Aeschylus, in his play “Prometheus Bound,” gives voice to Kratos as he says, “Strength is, in a word, obedient to Necessity.” This line encapsulates Kratos’ essence perfectly. He doesn’t question the morality or ethics of the gods’ decisions; his sole purpose is to enact their will with the full force of his strength.
The myth of Prometheus serves not just as a tale of divine retribution but also as a study in the nature of strength itself. Kratos’ role in the story is a physical manifestation of the unyielding, uncompromising force that strength can be, especially when wielded by the gods. His actions serve as a stark reminder of the consequences of defying divine authority, illustrating the inexorable might that backs the edicts of Olympus.
So, while Kratos may not have a starring role in the mythological narratives, his contributions are far from insignificant. He serves as a living embodiment of the concept he represents, making his presence felt in the most decisive of moments.
Kratos in Ancient Greek Religion
Kratos doesn’t have the widespread worship that major gods like Zeus or Athena, the goddess of wisdom enjoy. However, he is often invoked in the context of strength and power, particularly in martial settings.
There are no specific temples dedicated to Kratos, but he is often honored alongside other deities in temples dedicated to Zeus or Ares, the god of war. His essence is invoked in places where strength and might are valued, such as training grounds for warriors.
Nor does he have any festivals dedicated to him. However he is often invoked during times of war or conflict. Soldiers and warriors would pray to him for strength and courage, seeking to embody the very essence that Kratos represents.
Mentions in Ancient Texts
Kratos’ presence in ancient texts, while not as extensive as some other gods or heroes, is still noteworthy for the depth it adds to his character and role in mythology. His most prominent appearance is in Aeschylus’ play “Prometheus Bound,” written in the 5th century BC. In this dramatic work, Kratos serves as a character who aids in the binding of Prometheus. Aeschylus gives Kratos lines that encapsulate his essence, such as when he declares, “Strength is, in a word, obedient to Necessity.” This quote serves as a vivid reminder of Kratos’ unwavering commitment to enacting the will of the gods.
Another significant mention of Kratos comes from Hesiod’s “Theogony,” an epic poem written around the 8th century BC that serves as one of the foundational texts of Greek mythology. In this work, Kratos is listed among the children of Pallas and Styx, The Goddess of the Underworld River, alongside his siblings Nike, Bia, and Zelus.

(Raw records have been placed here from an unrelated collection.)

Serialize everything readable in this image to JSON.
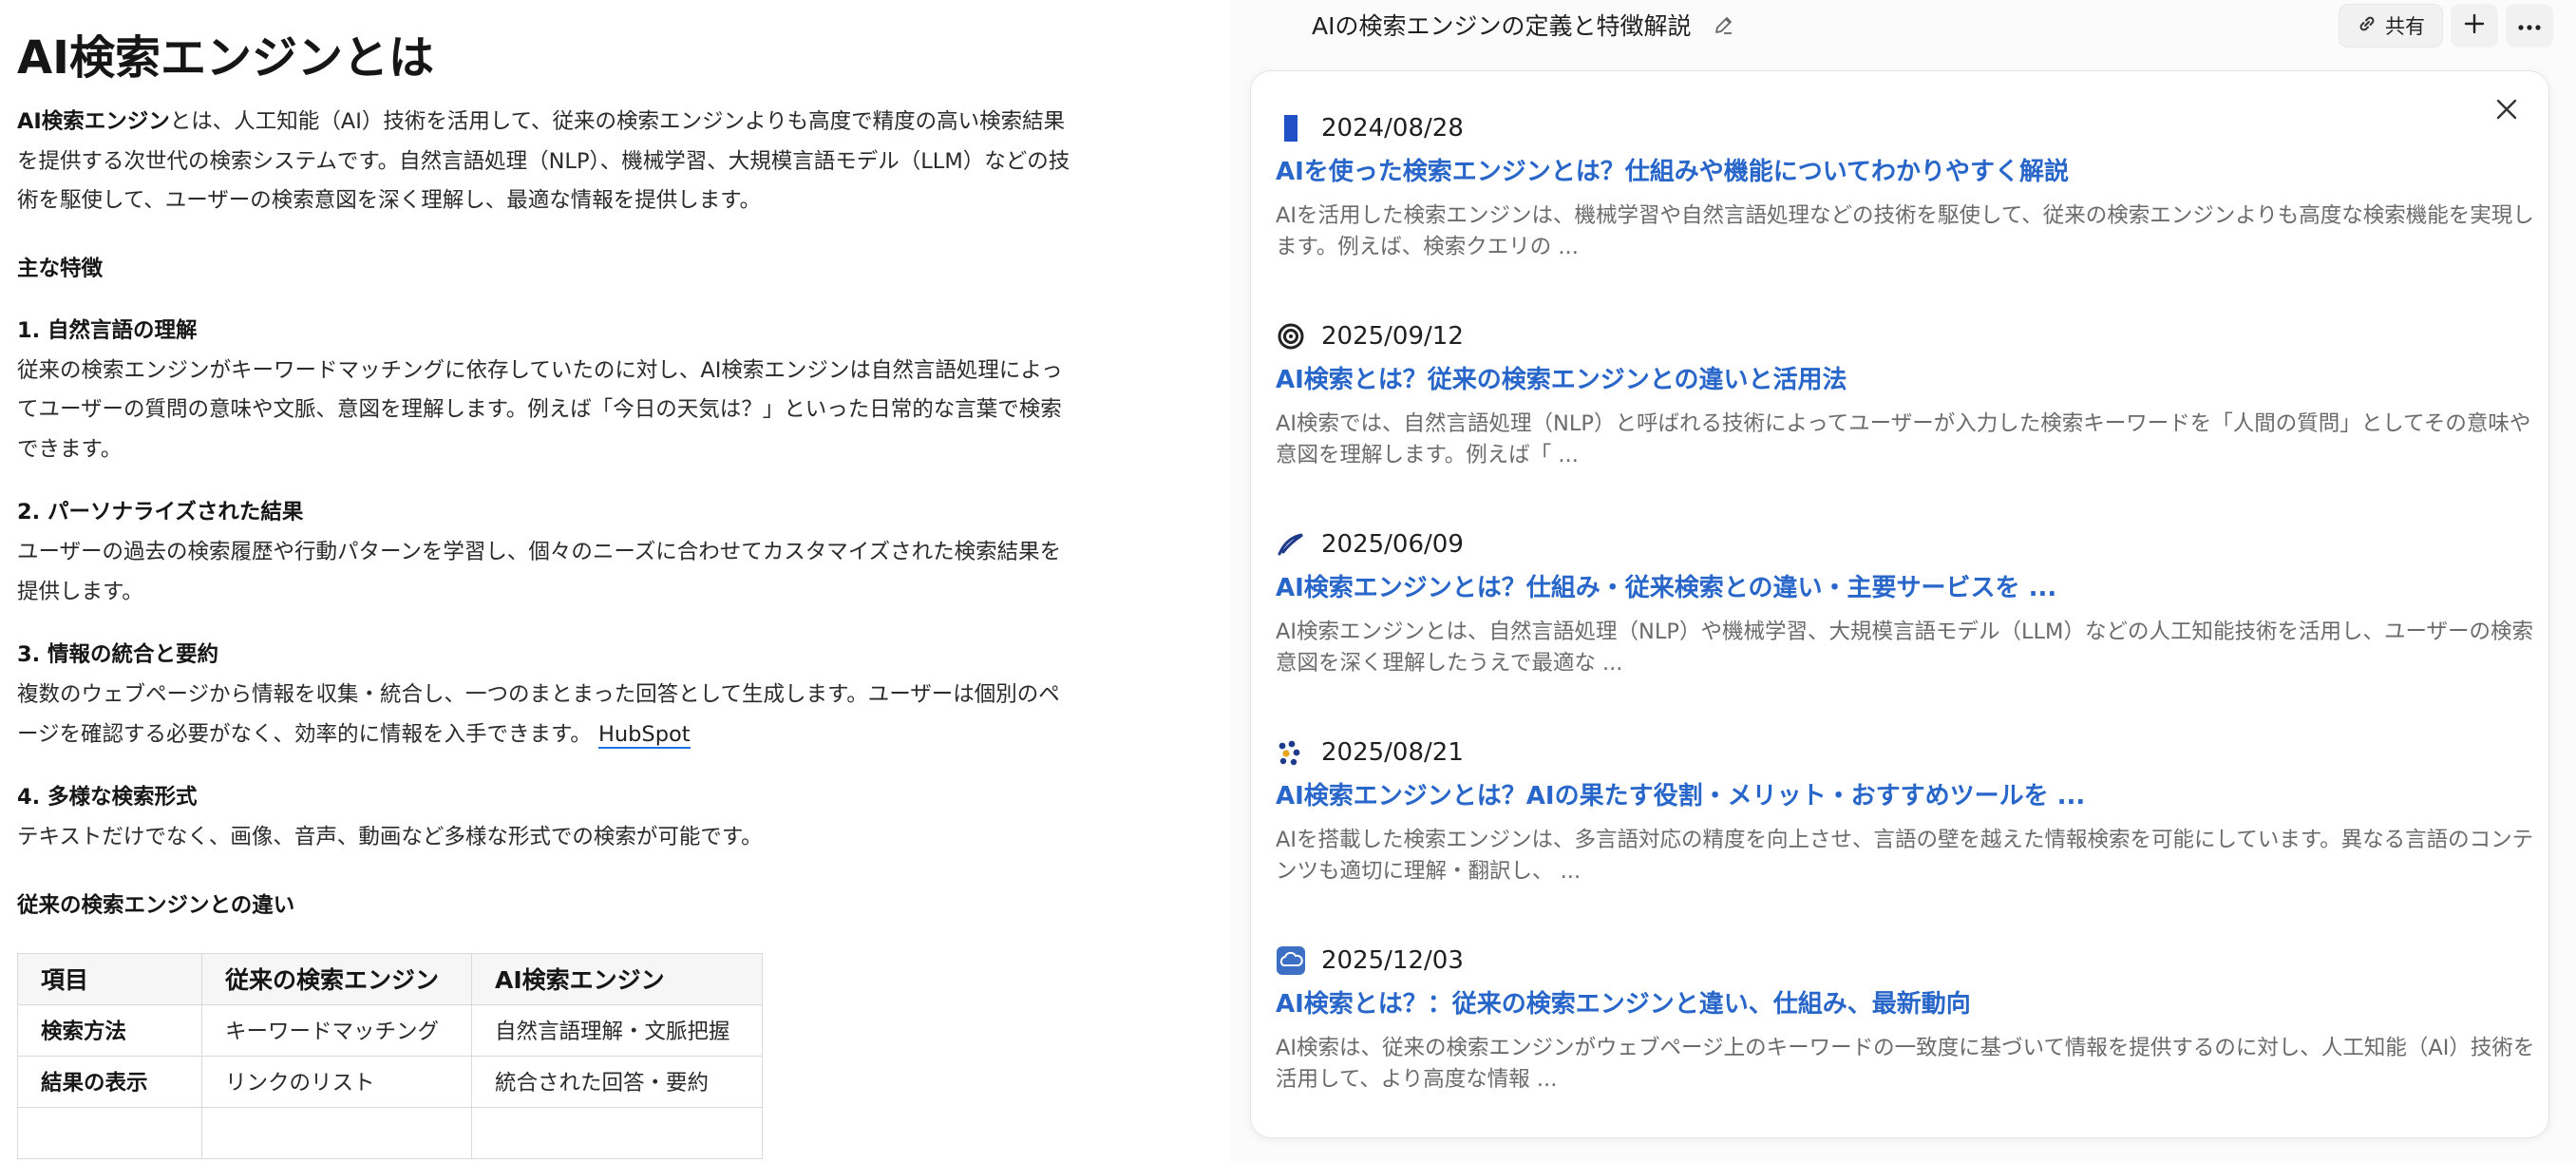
{
  "article": {
    "title": "AI検索エンジンとは",
    "intro_bold": "AI検索エンジン",
    "intro_rest": "とは、人工知能（AI）技術を活用して、従来の検索エンジンよりも高度で精度の高い検索結果を提供する次世代の検索システムです。自然言語処理（NLP）、機械学習、大規模言語モデル（LLM）などの技術を駆使して、ユーザーの検索意図を深く理解し、最適な情報を提供します。",
    "features_heading": "主な特徴",
    "f1_heading": "1. 自然言語の理解",
    "f1_text": "従来の検索エンジンがキーワードマッチングに依存していたのに対し、AI検索エンジンは自然言語処理によってユーザーの質問の意味や文脈、意図を理解します。例えば「今日の天気は？」といった日常的な言葉で検索できます。",
    "f2_heading": "2. パーソナライズされた結果",
    "f2_text": "ユーザーの過去の検索履歴や行動パターンを学習し、個々のニーズに合わせてカスタマイズされた検索結果を提供します。",
    "f3_heading": "3. 情報の統合と要約",
    "f3_text": "複数のウェブページから情報を収集・統合し、一つのまとまった回答として生成します。ユーザーは個別のページを確認する必要がなく、効率的に情報を入手できます。",
    "f3_link": "HubSpot",
    "f4_heading": "4. 多様な検索形式",
    "f4_text": "テキストだけでなく、画像、音声、動画など多様な形式での検索が可能です。",
    "diff_heading": "従来の検索エンジンとの違い",
    "table": {
      "headers": [
        "項目",
        "従来の検索エンジン",
        "AI検索エンジン"
      ],
      "rows": [
        [
          "検索方法",
          "キーワードマッチング",
          "自然言語理解・文脈把握"
        ],
        [
          "結果の表示",
          "リンクのリスト",
          "統合された回答・要約"
        ]
      ]
    }
  },
  "panel": {
    "doc_title": "AIの検索エンジンの定義と特徴解説",
    "share_label": "共有",
    "results": [
      {
        "icon": "bar-favicon-icon",
        "date": "2024/08/28",
        "title": "AIを使った検索エンジンとは？仕組みや機能についてわかりやすく解説",
        "snippet": "AIを活用した検索エンジンは、機械学習や自然言語処理などの技術を駆使して、従来の検索エンジンよりも高度な検索機能を実現します。例えば、検索クエリの ..."
      },
      {
        "icon": "ring-favicon-icon",
        "date": "2025/09/12",
        "title": "AI検索とは？従来の検索エンジンとの違いと活用法",
        "snippet": "AI検索では、自然言語処理（NLP）と呼ばれる技術によってユーザーが入力した検索キーワードを「人間の質問」としてその意味や意図を理解します。例えば「 ..."
      },
      {
        "icon": "leaf-favicon-icon",
        "date": "2025/06/09",
        "title": "AI検索エンジンとは？仕組み・従来検索との違い・主要サービスを ...",
        "snippet": "AI検索エンジンとは、自然言語処理（NLP）や機械学習、大規模言語モデル（LLM）などの人工知能技術を活用し、ユーザーの検索意図を深く理解したうえで最適な ..."
      },
      {
        "icon": "dots-favicon-icon",
        "date": "2025/08/21",
        "title": "AI検索エンジンとは？AIの果たす役割・メリット・おすすめツールを ...",
        "snippet": "AIを搭載した検索エンジンは、多言語対応の精度を向上させ、言語の壁を越えた情報検索を可能にしています。異なる言語のコンテンツも適切に理解・翻訳し、 ..."
      },
      {
        "icon": "cloud-favicon-icon",
        "date": "2025/12/03",
        "title": "AI検索とは？：従来の検索エンジンと違い、仕組み、最新動向",
        "snippet": "AI検索は、従来の検索エンジンがウェブページ上のキーワードの一致度に基づいて情報を提供するのに対し、人工知能（AI）技術を活用して、より高度な情報 ..."
      }
    ]
  }
}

While Hesiod doesn’t delve into detailed narratives about Kratos, his inclusion in “Theogony” establishes his divine lineage and sets the stage for his role as a Daemone personifying strength.
Apollodorus’ “Bibliotheca,” a comprehensive compilation of Greek myths and legends, also makes mention of Kratos, albeit briefly. Written in the 1st century BC, this text serves as a valuable resource for understanding the genealogy and roles of various gods and heroes. Kratos is cited as one of the divine forces that assisted in the binding of Prometheus, reinforcing his role as an enforcer of divine will.
Frequently Asked Questions
Kratos is the personification of Strength in Greek mythology.
No, Kratos is unique in that he doesn’t have any famous relationships or love interests.
The sword and scales are the symbols most commonly associated with Kratos.
No, Kratos is a Daemone, a personification of a concept, rather than a major god.
Kratos doesn’t have specific temples but is often honored in places dedicated to Zeus or Ares.
In Roman mythology, Kratos is known as Potestas.
Featured Image Credit: George Romney, Public domain, via Wikimedia Commons